Cape Verde has been making efforts to fight corruption and has acknowledged corruption in the customs department. The country has adopted laws and regulations to combat corruption, which is a criminally punishable offense. Cape Verde was not ranked by Transparency International in its 2005 Corruption Perceptions Index.

Freedom of expression and of the press is guaranteed and generally respected in practice. No authorization is needed to publish newspapers and other publications. There is a growing independent press, with six independent radio broadcasters and one state-run radio broadcaster, in addition to one state-run television station and two foreign-owned stations. Criticism of the government by state-run media is limited by self-censorship resulting from citizens' fear of demotion or dismissal. The Cape Verdean Association of Journalists said in May 2005 that press freedom was improving in the country and noted the proliferation of private radio stations. However, the organization said journalists needed better training. Citizens enjoy liberal access to the internet.

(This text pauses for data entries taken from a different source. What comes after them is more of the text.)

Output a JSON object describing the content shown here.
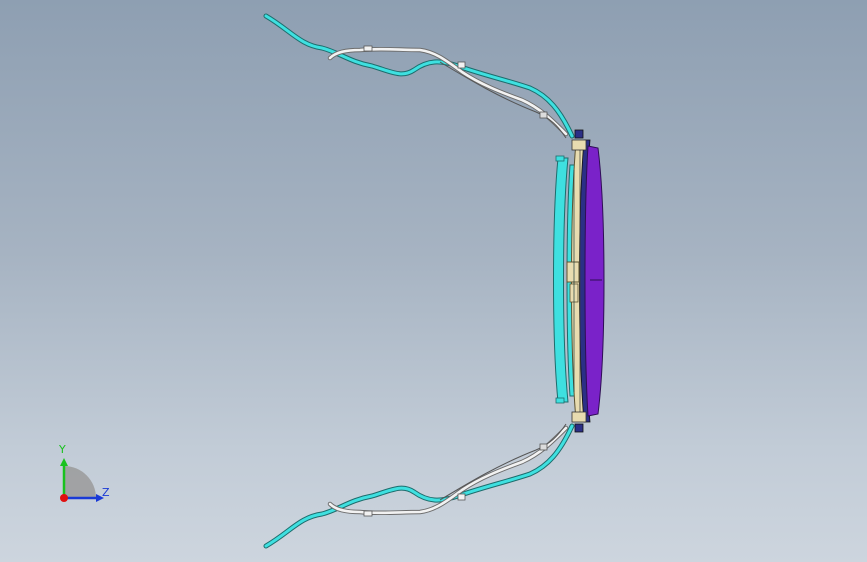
{
  "viewport": {
    "background_top": "#8e9fb2",
    "background_bottom": "#cdd5de"
  },
  "model": {
    "parts": [
      {
        "name": "cable-harness-cyan",
        "color": "#3ee0e0"
      },
      {
        "name": "cable-harness-white",
        "color": "#f2f2f2"
      },
      {
        "name": "frame-beige",
        "color": "#e8dcb0"
      },
      {
        "name": "panel-purple",
        "color": "#7a22c9"
      },
      {
        "name": "panel-dark-blue",
        "color": "#2b2f86"
      }
    ]
  },
  "triad": {
    "y_label": "Y",
    "z_label": "Z",
    "y_color": "#19c21e",
    "z_color": "#1a3ad6",
    "x_color": "#e01010"
  }
}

The constitution requires the separation of church and state, and religious freedom is respected in practice. However, the vast majority of Cape Verdeans belong to the Roman Catholic Church, whose followers enjoy privileged status. Academic freedom is respected.

Freedom of assembly and association is guaranteed and respected in practice. Human rights groups, including the National Commission on the Rights of Man and the Ze Moniz Association for Solidarity and Development, operate freely. The constitution also protects the right to unionize, and workers may form and join unions without restriction. Although collective bargaining is permitted, it occurs rarely. The government sometimes limits the right to strike. Officials in 2004 made efforts to amend legislation to provide for an independent body to resolve disputes over minimum services to be provided during strikes.

The judiciary is independent, although it is understaffed and inefficient, and cases are frequently delayed. In recent years, attacks on members of the judiciary, including the attorney general, have been reported, and some magistrates have requested personal protection. Drug traffickers were suspected of being behind some of the attacks, in which prominent businessmen have also been targeted. There were some reports that police beat persons in custody or detention. Although the government investigated the allegations, no legal action was taken against the alleged perpetrators. Prison conditions are poor and are characterized by overcrowding.

Ethnic divisions are not a problem in Cape Verde, although tensions occasionally flare between the authorities and West African immigrants. Hundreds of protesting West Africans clashed with security forces in the capital city of Praia in March 2005 following the killing of a fellow immigrant. Demonstrators complained that authorities failed to pursue perpetrators of crimes against members of their community. Several people were arrested, and officials said that some demonstrators could face expulsion.

Discrimination against women persists despite legal prohibitions against gender discrimination, as well as provisions for social and economic equality. Many women, especially in rural areas, do not know their rights or do not possess the means to seek redress. Although women do not receive equal pay for equal work, they have made modest gains in various professions, especially in the private sector. At the encouragement of the government and civil society, more women are reporting criminal offenses such as spousal abuse or rape. The Women Jurists Association sought legislation in 2004 to establish a special family court to address crimes of domestic violence and abuse. The government amended the penal code in 2004 to include sex crimes and verbal and mental abuse against women and children as punishable acts. Violence against women has been the subject of an extensive public service media campaign.